Exercise requirements
Gather each line containing the string "context" from these entries.

[Dataset rows for apps and sites]
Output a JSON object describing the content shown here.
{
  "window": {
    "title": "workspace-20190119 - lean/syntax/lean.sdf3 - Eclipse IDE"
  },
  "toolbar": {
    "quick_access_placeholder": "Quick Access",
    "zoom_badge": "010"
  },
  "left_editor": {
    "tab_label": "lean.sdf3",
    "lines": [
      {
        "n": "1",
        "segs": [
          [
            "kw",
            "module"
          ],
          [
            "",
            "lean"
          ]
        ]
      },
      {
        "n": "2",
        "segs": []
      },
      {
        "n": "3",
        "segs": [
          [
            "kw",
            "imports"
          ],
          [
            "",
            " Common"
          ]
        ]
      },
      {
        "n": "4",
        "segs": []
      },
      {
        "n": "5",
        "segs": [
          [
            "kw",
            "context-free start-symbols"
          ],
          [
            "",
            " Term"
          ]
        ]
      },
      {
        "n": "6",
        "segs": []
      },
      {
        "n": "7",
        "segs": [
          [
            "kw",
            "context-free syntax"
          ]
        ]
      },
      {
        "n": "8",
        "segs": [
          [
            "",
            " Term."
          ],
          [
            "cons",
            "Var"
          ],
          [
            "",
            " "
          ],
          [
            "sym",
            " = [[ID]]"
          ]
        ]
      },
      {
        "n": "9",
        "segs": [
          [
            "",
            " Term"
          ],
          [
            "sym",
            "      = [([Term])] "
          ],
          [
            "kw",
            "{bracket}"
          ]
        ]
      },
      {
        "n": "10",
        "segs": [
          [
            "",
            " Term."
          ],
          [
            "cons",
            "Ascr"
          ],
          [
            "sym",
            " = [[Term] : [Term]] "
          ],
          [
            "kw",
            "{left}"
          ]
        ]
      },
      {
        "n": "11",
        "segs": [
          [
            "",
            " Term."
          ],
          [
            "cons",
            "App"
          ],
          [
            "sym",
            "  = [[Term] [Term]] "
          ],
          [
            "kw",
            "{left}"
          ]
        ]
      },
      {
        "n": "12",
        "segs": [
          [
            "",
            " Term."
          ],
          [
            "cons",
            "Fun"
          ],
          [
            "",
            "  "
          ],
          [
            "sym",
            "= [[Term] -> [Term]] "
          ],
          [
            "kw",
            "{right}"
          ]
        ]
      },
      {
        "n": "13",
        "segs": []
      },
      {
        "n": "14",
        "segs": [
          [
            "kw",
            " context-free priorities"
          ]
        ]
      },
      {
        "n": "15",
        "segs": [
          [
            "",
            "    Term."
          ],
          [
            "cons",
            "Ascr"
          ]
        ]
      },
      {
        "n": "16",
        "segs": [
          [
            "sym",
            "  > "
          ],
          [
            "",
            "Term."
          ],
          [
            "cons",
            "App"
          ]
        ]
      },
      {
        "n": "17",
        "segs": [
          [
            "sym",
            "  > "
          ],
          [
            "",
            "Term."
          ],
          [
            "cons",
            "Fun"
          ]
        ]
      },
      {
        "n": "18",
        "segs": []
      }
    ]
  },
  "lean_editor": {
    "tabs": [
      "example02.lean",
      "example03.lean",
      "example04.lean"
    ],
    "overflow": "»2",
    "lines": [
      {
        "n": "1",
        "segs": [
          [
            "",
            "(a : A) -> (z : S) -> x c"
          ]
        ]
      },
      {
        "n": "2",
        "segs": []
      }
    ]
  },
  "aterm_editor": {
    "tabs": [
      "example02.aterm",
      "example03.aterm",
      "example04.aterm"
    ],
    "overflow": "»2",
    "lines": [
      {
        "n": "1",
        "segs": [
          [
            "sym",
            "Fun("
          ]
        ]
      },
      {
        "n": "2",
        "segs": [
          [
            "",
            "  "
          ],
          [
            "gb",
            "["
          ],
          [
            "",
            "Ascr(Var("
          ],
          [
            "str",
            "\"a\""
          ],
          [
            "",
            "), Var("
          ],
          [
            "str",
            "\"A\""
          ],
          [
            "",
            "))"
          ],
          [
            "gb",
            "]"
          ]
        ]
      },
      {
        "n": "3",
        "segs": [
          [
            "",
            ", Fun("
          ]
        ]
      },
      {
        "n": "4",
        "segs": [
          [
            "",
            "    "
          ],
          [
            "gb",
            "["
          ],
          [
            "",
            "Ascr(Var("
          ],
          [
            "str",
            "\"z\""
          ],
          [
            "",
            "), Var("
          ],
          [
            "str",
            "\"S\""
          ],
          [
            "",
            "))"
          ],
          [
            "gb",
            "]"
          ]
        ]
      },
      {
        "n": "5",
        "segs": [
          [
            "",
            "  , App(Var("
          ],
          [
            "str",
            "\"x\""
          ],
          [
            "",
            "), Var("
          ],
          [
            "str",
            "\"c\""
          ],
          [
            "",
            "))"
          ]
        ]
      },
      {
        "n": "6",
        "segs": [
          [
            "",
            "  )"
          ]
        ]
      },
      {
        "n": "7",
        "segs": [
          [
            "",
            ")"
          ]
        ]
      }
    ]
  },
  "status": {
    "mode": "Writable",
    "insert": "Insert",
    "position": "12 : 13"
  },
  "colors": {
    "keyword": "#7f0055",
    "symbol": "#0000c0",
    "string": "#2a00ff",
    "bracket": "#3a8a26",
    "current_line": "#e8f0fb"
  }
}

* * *

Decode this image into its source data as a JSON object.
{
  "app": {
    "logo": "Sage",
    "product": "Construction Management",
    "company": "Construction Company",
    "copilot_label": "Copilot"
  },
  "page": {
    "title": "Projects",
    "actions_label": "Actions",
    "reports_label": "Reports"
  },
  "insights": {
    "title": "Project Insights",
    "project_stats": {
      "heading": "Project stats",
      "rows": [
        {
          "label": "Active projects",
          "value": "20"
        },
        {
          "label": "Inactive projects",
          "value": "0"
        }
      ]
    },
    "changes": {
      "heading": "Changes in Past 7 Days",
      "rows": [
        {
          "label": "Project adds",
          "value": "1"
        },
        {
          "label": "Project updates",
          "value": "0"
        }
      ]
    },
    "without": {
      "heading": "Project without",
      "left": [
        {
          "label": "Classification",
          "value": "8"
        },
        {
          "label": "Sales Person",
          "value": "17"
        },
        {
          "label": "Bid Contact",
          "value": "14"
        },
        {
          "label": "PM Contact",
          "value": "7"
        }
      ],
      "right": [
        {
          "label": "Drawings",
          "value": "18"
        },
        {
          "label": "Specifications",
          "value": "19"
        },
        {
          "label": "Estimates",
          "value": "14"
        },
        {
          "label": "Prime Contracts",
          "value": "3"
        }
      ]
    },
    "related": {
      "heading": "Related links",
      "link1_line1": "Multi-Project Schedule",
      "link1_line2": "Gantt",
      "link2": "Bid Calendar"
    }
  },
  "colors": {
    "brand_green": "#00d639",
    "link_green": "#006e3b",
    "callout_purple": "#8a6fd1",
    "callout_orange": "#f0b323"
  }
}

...

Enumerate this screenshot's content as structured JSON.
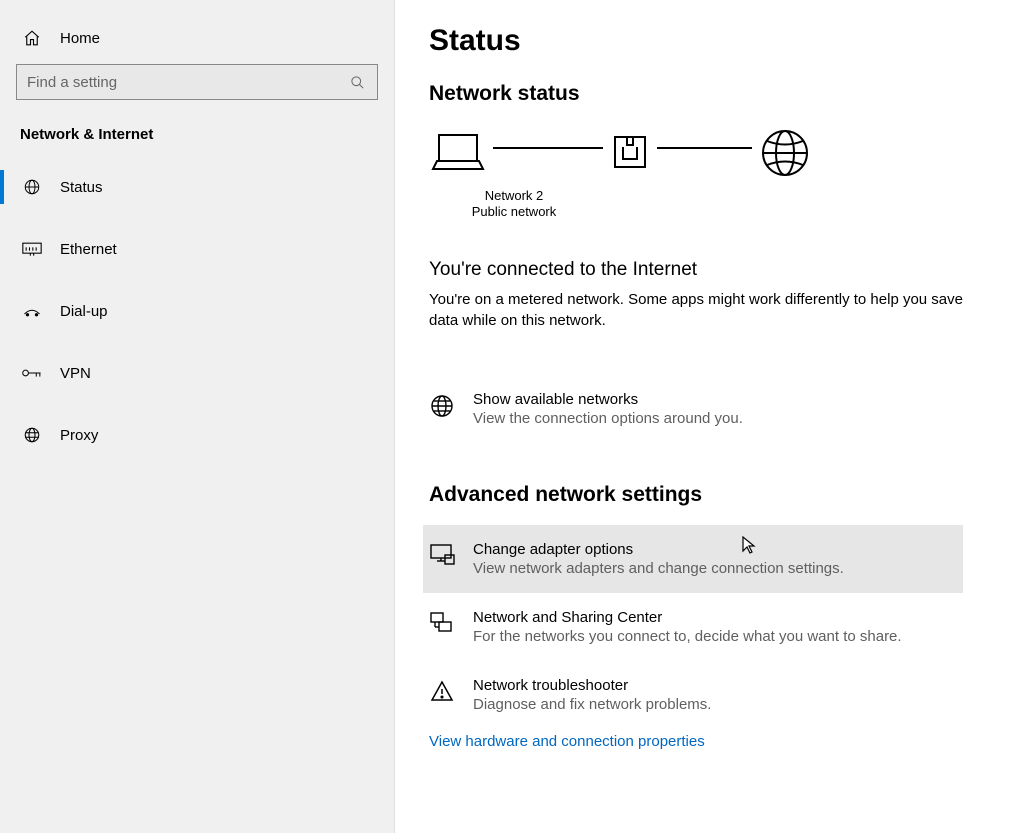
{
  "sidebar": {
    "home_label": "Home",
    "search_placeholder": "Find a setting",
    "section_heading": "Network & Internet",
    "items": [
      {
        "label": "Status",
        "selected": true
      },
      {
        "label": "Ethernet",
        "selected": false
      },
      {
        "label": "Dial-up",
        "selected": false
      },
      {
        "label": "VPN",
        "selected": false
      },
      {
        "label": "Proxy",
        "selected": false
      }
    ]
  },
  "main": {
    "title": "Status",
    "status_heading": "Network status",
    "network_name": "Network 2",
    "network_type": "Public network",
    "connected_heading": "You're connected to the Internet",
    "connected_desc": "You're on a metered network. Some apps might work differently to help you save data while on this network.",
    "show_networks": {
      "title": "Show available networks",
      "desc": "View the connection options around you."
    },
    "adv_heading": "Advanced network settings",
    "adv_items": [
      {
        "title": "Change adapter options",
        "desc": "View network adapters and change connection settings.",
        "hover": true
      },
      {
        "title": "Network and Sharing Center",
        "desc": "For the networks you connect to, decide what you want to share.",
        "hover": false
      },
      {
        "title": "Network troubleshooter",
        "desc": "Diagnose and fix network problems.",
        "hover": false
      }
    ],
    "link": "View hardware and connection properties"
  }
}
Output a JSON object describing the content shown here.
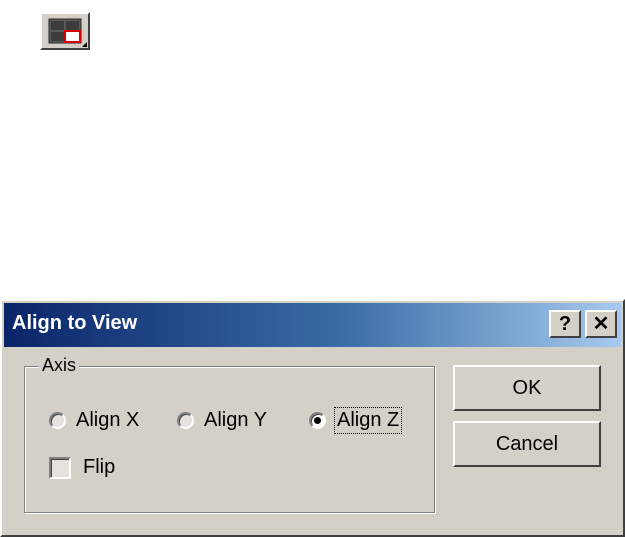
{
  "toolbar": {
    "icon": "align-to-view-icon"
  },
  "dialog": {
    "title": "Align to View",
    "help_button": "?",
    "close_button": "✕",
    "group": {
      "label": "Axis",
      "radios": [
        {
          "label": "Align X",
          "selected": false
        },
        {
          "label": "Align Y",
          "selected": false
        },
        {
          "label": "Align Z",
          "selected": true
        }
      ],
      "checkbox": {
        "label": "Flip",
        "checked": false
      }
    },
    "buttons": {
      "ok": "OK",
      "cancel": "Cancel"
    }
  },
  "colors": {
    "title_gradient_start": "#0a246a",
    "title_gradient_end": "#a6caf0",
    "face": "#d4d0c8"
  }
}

Solution to this task
            "context-free start-symbols"
            "context-free syntax"
            " context-free priorities"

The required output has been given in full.